The business cycle exists, and so does the enthusiasm that institutional investors have for particular companies.
One company that I continue to like for long-term investors is NIKE, Inc. (NKE). Here’s the thing about this well-known athletic footwear and apparel manufacturer—the company just keeps on growing.
The fact of the matter is that the running shoe business is a good one, and solid management execution has allowed this company to deliver continued double-digit comparable growth in a world where mature economies are barely growing at all.
NIKE is worthy of long-term portfolios. The company pays a dividend with a current yield that is approximately 1.3%.
The stock has been in consolidation for a good seven months, but it’s performed incredibly well over the last 10 years and should continue to do so.
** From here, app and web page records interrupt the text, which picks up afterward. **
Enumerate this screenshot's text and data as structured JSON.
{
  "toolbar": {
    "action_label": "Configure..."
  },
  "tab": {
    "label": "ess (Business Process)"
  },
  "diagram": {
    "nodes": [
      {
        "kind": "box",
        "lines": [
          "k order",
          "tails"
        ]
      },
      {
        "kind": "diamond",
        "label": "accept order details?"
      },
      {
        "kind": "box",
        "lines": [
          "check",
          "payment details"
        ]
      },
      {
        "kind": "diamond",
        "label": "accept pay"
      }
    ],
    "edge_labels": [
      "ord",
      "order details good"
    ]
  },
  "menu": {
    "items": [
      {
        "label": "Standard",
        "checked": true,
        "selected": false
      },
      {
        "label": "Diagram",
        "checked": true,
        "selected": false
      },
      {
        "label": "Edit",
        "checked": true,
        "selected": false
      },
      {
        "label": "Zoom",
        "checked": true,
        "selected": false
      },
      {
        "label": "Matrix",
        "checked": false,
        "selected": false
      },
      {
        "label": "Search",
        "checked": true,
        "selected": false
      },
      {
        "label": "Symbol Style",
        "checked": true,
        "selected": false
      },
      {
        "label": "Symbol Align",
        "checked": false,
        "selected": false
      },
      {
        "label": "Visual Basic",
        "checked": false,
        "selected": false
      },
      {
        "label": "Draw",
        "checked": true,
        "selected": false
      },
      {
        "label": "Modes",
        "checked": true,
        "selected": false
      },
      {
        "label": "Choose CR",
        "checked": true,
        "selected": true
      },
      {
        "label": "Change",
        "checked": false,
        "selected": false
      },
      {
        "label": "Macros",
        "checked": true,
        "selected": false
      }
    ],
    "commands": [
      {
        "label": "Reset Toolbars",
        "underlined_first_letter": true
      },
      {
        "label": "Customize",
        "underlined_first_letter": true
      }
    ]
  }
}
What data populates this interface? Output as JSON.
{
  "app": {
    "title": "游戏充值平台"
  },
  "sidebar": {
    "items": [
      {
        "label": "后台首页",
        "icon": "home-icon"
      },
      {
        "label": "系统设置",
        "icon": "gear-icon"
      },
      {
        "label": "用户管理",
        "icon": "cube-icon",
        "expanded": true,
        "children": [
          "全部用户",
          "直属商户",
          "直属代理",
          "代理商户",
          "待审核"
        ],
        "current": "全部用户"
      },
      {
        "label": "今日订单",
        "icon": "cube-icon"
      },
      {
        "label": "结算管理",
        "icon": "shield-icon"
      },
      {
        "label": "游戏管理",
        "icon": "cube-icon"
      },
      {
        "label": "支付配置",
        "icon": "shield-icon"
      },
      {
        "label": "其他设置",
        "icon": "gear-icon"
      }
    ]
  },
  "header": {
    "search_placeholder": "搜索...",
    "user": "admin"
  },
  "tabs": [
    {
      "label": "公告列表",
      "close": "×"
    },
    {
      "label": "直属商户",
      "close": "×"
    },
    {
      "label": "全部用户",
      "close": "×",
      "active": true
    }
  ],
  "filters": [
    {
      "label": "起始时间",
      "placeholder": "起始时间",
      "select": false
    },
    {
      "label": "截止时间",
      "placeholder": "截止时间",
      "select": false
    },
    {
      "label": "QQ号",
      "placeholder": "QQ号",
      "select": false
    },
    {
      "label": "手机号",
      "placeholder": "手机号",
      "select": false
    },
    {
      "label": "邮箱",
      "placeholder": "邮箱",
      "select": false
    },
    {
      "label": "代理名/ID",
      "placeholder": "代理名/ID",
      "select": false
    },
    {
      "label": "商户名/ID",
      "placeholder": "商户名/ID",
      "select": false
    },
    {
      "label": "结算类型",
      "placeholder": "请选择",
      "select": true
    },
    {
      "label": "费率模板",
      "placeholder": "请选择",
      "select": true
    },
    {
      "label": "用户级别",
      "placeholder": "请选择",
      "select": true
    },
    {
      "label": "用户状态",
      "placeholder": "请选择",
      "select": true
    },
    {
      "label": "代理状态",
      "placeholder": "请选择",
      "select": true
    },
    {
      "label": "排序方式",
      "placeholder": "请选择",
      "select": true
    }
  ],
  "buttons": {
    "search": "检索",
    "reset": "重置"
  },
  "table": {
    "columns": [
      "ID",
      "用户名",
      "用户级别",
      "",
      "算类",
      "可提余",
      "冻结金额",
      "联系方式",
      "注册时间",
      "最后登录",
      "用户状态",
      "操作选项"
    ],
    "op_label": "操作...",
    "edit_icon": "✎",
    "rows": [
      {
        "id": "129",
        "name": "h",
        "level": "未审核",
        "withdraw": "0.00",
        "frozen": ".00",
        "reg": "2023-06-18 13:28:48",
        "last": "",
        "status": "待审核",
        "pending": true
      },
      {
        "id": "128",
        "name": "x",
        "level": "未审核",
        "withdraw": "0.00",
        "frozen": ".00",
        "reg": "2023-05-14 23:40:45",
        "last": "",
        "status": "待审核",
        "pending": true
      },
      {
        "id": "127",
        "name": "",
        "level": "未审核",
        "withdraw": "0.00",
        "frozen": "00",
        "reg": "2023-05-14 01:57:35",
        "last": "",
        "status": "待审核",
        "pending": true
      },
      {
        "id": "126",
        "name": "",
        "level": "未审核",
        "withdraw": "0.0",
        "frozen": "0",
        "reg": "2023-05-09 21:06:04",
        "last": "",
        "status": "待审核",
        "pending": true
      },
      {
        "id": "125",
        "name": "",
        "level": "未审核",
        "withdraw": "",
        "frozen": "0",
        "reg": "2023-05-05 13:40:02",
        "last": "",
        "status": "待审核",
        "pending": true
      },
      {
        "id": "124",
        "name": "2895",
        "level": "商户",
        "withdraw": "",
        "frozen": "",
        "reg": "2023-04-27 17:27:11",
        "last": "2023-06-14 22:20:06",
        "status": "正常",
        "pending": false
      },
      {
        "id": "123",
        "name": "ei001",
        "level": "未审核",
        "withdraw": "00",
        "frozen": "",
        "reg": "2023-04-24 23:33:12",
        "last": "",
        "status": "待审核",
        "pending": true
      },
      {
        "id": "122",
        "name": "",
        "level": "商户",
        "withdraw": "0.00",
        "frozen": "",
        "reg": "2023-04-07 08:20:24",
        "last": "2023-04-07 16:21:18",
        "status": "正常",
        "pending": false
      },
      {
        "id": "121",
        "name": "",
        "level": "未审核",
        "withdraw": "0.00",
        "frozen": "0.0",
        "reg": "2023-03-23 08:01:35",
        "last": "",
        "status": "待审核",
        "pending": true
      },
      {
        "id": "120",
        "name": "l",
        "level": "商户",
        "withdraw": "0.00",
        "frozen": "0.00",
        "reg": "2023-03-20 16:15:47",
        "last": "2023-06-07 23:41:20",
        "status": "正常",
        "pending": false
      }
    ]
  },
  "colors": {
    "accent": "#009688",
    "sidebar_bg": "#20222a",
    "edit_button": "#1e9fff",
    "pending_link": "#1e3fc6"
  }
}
Once again, NIKE beat Wall Street consensus and the stock jumped after it reported great 2014 fiscal fourth-quarter and year-end financial results.
Fourth-quarter sales from continuing operations grew 11% to $7.4 billion. Currency neutral, the gain was more like 13%.
NIKE owns the “Converse” brand, and its sales grew in the double digits to $410 million. NIKE-branded products experienced gains in all geographic regions except Japan, where sales were flat on a comparable basis.
The company’s gross margin expanded due to higher average selling prices and more direct-to-consumer sales.
Bottom-line earnings grew only one percent to $698 million, but three percent on a diluted basis to $0.78 a share.
During its fiscal fourth quarter, the company bought back 12.3 million of its own common shares, worth approximately $912 million.
Management initiated an $8.0-billion share repurchase program in September of 2012 and has so far spent $3.4 billion cancelling shares. According to the company, its average cost for these repurchases to date is $65.83 per share. The stock recently traded right around $80.00 and split two-for-one in December of 2012.
I like a large-cap company that’s a solid global brand and is still growing.
NIKE is experiencing top-line growth, it pays a dividend, and it’s buying back its own shares.
There are several other businesses that fall into the same kind of investment class of quality stocks like NIKE. (See “How to Invest in a Market Constructed by Central Banks.”)
All equity securities are risky and the current environment actually is not the most opportune time to be a buyer for the simple reason that the good ones have already gone up.
But when great businesses like NIKE retreat on the stock market, I think they are attractive names for conservative equity investors who want growth, quality, capital preservation, and some income.